For reasons that are not entirely clear, he teams up with a socialite from Texas (played by Julia Roberts) and a marginalized CIA agent, Gust Avrakotos (Philip Seymour Hoffman), to convince congress to multiply funds for Afghan freedom fighters up against Soviet invaders. The rationale? “This is the front of the Cold War,” Wilson explains. “They’re the only people actually shooting at Russians.”
The script blends Aaron Sorkin’s banter and irreverence with an unsettling look at back-channel global politics, and what can sometimes seem like American can-do propaganda hints at the more ominous fallout to come. “We always go in with our ideals and we change the world and we always leave,” Charlie says to Gust. “We f**ed up the end game.”
Six Oscar winners came together for Charlie Wilson’s War: Director Mike Nichols, screenwriter Aaron Sorkin, Tom Hanks, Julia Roberts, Amy Adams – who plays Wilson’s congressional aide – and the late Philip Seymour Hoffman, who took home the Oscar for Best Supporting Actor for his role here.
Adapted from the late 60 Minutes journalist George Crile’s nonfiction bestseller, Charlie Wilson’s War has been cited recently by journalists covering the unfolding events in Afghanistan. While it’s told through an anachronistic Hollywood lens and aims for subversive satire, it also delivers a 90 minute geopolitical history lesson that brings larger context to the complexities surrounding the country in a way that few documentaries can.
A suddenly timely look back at how the U.S. first escalated involvement with Afghanistan in the 1980s, told through an eye-opening story that feels like it had to be made up by its Oscar-winning screenwriter, Aaron Sorkin. You’ll find yourself Googling the true stories about the players and names dropped throughout the film.
The film aims for broad R-rated appeal, bringing big stars, sex and glitz to what is essentially a historical drama. Anyone who’s not a big war documentary fan might find themselves increasingly curious after watching the film.
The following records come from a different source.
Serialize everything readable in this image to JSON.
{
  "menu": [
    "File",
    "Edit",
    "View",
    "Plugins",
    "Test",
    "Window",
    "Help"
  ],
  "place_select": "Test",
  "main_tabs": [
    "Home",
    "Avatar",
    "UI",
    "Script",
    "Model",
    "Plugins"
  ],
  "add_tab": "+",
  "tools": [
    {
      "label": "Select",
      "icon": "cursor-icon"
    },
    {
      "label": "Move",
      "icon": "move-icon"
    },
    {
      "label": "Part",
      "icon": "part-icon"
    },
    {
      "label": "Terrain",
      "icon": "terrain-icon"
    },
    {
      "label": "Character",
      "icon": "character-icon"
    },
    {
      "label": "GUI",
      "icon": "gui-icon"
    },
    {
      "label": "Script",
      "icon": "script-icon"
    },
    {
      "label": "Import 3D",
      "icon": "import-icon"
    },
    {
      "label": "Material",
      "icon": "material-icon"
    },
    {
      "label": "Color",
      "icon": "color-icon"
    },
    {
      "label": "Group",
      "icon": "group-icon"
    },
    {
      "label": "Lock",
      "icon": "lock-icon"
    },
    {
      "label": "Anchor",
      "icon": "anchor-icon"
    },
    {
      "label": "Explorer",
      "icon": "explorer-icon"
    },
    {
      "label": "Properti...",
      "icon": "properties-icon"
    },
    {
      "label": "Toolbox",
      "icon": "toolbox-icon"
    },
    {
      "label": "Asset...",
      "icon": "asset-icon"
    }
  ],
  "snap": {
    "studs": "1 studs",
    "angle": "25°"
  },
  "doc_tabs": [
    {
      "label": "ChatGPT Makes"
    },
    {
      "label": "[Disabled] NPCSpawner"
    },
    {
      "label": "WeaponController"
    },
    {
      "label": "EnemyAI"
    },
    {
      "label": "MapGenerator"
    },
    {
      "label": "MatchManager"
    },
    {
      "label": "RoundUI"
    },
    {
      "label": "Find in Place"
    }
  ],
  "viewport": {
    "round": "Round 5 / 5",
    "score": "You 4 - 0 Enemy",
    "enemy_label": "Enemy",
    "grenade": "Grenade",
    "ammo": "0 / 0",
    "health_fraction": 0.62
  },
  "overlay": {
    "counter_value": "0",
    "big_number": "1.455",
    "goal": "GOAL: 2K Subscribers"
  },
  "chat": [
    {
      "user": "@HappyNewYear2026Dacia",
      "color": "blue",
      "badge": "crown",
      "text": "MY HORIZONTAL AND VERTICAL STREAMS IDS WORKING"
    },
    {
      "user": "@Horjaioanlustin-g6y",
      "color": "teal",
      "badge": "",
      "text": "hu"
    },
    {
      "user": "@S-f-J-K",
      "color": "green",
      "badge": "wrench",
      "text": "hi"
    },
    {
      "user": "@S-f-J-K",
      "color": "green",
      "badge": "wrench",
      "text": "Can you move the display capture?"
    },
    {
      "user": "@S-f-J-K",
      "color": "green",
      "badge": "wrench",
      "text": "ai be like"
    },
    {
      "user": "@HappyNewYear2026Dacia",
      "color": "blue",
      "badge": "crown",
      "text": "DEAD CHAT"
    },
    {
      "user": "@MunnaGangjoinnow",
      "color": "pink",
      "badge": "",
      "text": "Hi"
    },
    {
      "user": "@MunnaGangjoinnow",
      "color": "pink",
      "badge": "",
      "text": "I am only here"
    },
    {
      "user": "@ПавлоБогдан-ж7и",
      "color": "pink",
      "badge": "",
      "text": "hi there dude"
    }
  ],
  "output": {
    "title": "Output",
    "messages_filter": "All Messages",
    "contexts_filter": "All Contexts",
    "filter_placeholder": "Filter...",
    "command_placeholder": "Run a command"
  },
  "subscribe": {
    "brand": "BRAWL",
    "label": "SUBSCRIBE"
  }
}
If you can follow the rapid-fire dialogue, it’s Hoffman’s deadpan CIA agent who spits out what should have happened in the wake of the war, the blueprint — and larger lesson — we are to collectively take from it all. It was lost on many when the film was released, and international critics in particular took issue with some of the comedic undertones and what could be construed as feel-good patriotism, despite its satiric intentions, belying the horrors of U.S.-led political maneuvering — and what ultimately resulted from “the end game.”